Judith Currelly, "Something Sacred," 2005, oil on board, 61.5" x 49.5".
JUDITH CURRELLY, Living Systems
Diane Farris Gallery, Vancouver
Oct 6 - 22, 2005
By Erling Friis-Baastad
Judith Currelly earned her pilot’s license because flying was the only way the young Ontario painter could reach her new cabin on Frances Lake in the Yukon. Over the three decades since, however, “Flying has meant way more to me than I could have possibly imagined,” says the artist, who now divides her time between British Columbia’s Gulf Islands and the small northern mining town of Atlin. Ice floes, tundra and boreal forest, as seen from the windows of her Piper Supercruiser, have infused her first love, art. While sharing the view with ravens and hawks, or after landing in wilderness regions few people are privileged to see, Currelly has undertaken an extensive study of “the patterns and structures that occur in nature.” Consequently, the oil-on-board works of her new show, Living Systems, are not landscapes so much as they are about landscape, she says.

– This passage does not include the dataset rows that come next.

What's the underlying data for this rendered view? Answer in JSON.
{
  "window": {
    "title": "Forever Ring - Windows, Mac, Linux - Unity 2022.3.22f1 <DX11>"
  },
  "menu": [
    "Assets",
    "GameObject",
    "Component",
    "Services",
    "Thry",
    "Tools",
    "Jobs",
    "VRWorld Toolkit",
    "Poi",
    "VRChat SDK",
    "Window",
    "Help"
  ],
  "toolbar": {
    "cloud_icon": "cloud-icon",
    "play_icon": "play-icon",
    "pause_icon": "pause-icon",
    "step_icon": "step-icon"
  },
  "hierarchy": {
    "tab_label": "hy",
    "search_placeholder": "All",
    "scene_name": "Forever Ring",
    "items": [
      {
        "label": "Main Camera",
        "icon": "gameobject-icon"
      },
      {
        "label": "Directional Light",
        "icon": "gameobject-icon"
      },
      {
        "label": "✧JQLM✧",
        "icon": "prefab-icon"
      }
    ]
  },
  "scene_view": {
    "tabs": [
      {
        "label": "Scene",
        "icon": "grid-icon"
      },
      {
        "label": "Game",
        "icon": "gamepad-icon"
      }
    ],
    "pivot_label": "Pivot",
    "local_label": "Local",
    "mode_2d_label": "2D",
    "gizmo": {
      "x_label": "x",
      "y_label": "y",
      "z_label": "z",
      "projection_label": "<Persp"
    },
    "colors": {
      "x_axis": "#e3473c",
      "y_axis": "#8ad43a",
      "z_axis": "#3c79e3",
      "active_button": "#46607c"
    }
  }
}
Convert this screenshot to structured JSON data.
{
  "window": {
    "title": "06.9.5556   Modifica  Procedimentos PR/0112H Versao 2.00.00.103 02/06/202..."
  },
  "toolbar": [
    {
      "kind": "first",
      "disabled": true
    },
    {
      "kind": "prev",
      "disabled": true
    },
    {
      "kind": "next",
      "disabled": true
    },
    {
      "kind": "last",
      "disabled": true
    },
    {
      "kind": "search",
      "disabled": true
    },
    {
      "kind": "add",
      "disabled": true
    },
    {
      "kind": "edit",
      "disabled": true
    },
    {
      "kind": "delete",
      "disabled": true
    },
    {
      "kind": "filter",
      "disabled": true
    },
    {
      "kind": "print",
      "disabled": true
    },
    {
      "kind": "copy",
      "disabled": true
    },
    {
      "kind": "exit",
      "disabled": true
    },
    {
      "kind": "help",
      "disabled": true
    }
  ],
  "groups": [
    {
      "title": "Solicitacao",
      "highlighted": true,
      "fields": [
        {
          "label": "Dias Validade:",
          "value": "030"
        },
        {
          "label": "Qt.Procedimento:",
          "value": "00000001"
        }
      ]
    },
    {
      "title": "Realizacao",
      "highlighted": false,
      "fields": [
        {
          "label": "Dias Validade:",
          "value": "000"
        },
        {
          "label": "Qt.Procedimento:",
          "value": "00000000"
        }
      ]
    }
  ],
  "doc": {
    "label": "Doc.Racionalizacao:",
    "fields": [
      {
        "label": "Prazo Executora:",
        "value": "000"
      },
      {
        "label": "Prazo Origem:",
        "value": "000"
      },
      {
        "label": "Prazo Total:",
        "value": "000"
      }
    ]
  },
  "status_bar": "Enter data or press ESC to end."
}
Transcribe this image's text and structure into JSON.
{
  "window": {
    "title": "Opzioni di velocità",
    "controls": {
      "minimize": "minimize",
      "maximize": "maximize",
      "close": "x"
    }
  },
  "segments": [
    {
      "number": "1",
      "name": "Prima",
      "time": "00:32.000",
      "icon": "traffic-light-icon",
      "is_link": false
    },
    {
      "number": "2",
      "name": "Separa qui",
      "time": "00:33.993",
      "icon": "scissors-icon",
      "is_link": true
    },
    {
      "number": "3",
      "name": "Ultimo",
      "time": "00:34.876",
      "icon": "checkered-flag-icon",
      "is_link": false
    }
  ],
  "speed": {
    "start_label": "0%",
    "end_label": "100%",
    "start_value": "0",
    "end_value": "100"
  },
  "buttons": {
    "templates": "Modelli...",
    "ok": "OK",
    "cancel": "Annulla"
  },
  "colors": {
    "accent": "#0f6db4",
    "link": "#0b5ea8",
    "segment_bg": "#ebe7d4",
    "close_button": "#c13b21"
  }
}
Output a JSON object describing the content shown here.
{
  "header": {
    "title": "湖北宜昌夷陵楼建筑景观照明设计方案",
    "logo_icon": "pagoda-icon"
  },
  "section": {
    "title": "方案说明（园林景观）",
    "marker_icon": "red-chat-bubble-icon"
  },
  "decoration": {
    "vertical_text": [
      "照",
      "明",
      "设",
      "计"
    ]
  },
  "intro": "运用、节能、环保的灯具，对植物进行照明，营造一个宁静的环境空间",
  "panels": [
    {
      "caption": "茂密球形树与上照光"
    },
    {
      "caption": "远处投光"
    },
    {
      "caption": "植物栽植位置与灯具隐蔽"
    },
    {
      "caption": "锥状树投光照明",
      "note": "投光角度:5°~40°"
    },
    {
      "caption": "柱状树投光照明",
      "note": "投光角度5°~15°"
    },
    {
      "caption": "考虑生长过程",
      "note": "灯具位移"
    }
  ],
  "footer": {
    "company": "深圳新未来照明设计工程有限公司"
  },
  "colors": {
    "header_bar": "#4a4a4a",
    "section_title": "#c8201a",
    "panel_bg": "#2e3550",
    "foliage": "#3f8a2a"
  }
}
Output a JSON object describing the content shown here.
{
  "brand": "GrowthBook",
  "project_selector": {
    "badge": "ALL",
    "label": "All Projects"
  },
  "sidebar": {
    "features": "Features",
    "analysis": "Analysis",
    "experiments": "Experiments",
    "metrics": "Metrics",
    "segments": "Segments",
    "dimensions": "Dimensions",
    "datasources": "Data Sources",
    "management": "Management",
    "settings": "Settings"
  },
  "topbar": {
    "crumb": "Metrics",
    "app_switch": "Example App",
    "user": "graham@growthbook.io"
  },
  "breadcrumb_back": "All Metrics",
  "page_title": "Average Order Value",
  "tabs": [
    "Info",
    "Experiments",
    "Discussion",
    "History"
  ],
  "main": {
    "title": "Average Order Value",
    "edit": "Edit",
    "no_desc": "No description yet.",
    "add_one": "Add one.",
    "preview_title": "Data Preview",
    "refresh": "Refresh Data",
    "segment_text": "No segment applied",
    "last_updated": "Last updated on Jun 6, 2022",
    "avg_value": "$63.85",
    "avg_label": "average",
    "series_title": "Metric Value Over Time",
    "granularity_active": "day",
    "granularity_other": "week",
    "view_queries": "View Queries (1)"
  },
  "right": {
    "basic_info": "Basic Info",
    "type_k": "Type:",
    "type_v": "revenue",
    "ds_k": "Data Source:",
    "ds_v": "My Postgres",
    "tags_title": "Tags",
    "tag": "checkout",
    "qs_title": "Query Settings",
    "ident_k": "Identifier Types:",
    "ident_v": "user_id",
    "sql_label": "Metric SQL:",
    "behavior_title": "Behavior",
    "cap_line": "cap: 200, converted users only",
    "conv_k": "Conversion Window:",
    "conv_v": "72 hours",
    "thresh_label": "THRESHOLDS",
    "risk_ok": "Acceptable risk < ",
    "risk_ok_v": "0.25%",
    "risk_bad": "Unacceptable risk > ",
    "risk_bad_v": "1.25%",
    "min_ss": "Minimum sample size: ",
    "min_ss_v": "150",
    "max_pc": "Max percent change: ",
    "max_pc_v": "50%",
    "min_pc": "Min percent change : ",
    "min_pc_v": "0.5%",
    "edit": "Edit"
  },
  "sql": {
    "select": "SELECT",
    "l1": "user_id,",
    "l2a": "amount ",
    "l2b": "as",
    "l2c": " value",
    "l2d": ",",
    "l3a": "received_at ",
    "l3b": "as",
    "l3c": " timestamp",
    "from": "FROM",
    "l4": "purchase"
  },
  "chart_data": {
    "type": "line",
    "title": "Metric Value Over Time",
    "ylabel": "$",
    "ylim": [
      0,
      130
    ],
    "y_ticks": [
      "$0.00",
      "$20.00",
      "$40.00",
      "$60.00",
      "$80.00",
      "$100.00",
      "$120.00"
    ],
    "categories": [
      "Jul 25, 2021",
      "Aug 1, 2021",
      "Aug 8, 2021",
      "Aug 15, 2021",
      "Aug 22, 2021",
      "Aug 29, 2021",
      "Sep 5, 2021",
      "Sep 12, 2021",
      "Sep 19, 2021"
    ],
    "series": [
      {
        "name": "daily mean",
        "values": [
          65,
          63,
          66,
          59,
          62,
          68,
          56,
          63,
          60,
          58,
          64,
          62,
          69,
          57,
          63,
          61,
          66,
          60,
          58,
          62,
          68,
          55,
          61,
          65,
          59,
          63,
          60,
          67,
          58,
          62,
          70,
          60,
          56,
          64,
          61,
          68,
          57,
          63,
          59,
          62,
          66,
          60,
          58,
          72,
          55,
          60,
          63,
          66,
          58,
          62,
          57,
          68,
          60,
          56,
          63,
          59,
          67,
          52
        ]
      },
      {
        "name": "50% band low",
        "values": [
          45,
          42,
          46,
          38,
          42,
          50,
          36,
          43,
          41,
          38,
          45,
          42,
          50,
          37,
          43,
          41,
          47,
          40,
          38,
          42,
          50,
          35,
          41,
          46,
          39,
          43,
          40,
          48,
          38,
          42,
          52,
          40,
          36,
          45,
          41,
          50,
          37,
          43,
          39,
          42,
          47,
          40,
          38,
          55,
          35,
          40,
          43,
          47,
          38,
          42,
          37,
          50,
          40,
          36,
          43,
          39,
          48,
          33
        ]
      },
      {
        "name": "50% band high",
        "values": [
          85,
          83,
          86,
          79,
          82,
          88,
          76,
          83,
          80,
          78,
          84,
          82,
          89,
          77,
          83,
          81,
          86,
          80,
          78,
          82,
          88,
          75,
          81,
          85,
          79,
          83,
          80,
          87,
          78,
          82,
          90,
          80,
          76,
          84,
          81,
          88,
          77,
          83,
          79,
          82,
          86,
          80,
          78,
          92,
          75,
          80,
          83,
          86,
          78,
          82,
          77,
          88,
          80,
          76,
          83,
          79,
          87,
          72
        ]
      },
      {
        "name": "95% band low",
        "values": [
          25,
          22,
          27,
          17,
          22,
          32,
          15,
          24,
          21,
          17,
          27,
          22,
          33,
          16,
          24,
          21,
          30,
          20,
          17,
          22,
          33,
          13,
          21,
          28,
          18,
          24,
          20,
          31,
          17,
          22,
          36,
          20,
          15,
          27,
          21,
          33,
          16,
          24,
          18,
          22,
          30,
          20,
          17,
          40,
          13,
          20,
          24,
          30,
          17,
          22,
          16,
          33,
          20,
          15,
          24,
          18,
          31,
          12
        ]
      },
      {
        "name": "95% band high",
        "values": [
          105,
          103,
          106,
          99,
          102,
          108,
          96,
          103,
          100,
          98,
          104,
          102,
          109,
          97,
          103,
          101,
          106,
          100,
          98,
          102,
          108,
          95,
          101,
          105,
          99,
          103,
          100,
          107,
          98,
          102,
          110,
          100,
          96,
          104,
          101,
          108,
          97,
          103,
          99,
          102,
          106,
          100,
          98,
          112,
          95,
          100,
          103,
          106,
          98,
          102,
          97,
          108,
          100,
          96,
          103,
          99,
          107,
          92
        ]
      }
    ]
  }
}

These paintings continue the quest she began as a child, to explore her “enthrallment” to the natural world. “My motivation will be the same until I die,” she adds.
Represented by: Diane Farris Gallery, Vancouver.